The most popular hiking route in Iceland is 'Laugavegurinn', named after Reykjavík's busiest shopping street. Even though it's a busy route, you can still feel like the only one on it. In 2004, on a clear summer's day in the end of June, a 25 year old Israeli man started the hike from Landmannalaugar. He was poorly dressed, in sneakers, light trousers and a light jacket. The staff at Landmannalaugar warned him not to go hiking in this outfit since the route crosses a glacier and he might get cold, but he went nonetheless. Four hours later he called the Icelandic Search and Rescue teams as he was completely lost in a thick fog, and getting very cold. A team of about 70 people went looking for him, but he was found dead, only 1 km away from a hut where he could've found shelter from the cold. This is just one example of someone that was killed in Iceland due to insufficient clothing, many more have frozen to death in the cold and unpredictable weather.

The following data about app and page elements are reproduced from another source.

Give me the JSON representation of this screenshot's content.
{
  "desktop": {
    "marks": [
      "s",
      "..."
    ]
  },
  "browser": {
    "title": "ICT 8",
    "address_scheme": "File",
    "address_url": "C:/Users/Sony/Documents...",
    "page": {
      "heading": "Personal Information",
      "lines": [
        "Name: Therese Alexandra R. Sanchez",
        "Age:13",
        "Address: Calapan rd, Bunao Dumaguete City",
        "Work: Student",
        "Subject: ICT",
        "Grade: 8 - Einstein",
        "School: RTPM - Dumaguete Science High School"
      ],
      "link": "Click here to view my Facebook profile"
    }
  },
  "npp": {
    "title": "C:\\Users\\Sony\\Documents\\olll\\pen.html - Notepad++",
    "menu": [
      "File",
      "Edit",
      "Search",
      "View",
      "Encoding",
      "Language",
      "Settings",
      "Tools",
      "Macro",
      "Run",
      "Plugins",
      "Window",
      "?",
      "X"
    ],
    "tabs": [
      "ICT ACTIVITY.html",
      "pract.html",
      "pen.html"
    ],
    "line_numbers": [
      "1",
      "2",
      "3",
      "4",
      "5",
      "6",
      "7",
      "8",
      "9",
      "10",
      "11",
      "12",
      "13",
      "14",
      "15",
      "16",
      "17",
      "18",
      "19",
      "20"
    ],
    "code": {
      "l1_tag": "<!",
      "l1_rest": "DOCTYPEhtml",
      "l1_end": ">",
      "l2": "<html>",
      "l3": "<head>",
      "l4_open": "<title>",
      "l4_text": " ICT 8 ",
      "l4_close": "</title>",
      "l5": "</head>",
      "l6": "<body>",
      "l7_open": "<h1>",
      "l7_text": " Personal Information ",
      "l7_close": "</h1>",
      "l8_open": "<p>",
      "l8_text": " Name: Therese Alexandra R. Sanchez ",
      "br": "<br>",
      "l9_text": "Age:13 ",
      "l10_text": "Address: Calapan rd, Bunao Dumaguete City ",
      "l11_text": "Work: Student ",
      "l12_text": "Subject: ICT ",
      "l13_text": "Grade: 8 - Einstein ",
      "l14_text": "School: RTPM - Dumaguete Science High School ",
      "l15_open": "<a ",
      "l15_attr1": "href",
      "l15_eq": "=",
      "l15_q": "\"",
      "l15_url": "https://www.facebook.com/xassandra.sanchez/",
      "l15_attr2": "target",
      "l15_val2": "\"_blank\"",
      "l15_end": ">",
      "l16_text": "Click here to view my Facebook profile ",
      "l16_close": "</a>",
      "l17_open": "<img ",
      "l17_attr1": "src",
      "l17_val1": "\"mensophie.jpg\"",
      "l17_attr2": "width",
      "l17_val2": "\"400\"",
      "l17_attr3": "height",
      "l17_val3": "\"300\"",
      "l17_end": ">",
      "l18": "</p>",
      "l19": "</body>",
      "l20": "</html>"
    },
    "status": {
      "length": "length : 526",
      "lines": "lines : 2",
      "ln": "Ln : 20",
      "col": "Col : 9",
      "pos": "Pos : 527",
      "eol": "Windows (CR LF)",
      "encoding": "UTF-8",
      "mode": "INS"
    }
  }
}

Never underestimate how quickly the weather can turn, and ALWAYS make sure that you're prepared for any kind of weather. Here's a handy guide to help you pack for travel in Iceland.
Other dangers in Iceland
We've listed the main dangers in Iceland. Whatever activity you plan on doing in Iceland, be sure to inform yourself of the location before doing anything rash. Look out for information signs in the areas where you are traveling.
Other dangers include falling into cracks on glaciers, getting stuck inside unstable ice caves or burning yourself on hot springs. Never go hiking on a glacier or enter an ice cave unless you're with someone that knows the area and the landscape extremely well.
Be careful around hot springs and don't step too close - you may not fall in but the surrounding mud can be just as hot and your feet could sink into it.
Take note that off-road and off-track driving is illegal in Iceland. The tracks can sometimes be hard to see, but are still regarded as roads. If you can't see a clear track, then you're driving off-road and you're both damaging the nature, and possibly putting yourself at a great risk.
Driving in the highlands requires a 4WD car, as well as driving towards the popular plane wreck in south Iceland. Do NOT attempt to drive to the plane wreck or in the highlands on a low car that doesn't have a 4 wheel drive. Your car will most likely get stuck, and you may have to wait a long time before receiving help (as well as pay for the damages to the car).
Be careful when driving in Iceland, there are many single lane bridges and if you have an accident somewhere or get stuck, then there tend to be long distances to the nearest gas station, police station or hospital.
Some people are concerned about dangerous animals in Iceland. You have nothing to fear from the Icelandic animals, except perhaps some birds attacking you when they're protecting their eggs. Only be careful not to hit any birds, sheep, cows or reindeers whilst driving, you may wound or kill the animals, and the crash can also harm yourself.
Although Iceland is a volcanic island, then you also don't need to fear earthquakes or volcanic eruptions. No-one has ever been seriously harmed directly due to an earthquake nor a volcanic eruption in Iceland. Find out more about volcanoes in Iceland here.
So to keep safe in Iceland: Read about the location where you're traveling, prepare yourself for all kinds of weather, check the weather forecast, dress warmly, inform people where you are going and don't ignore local advice and/or warning signs. They're there for a reason.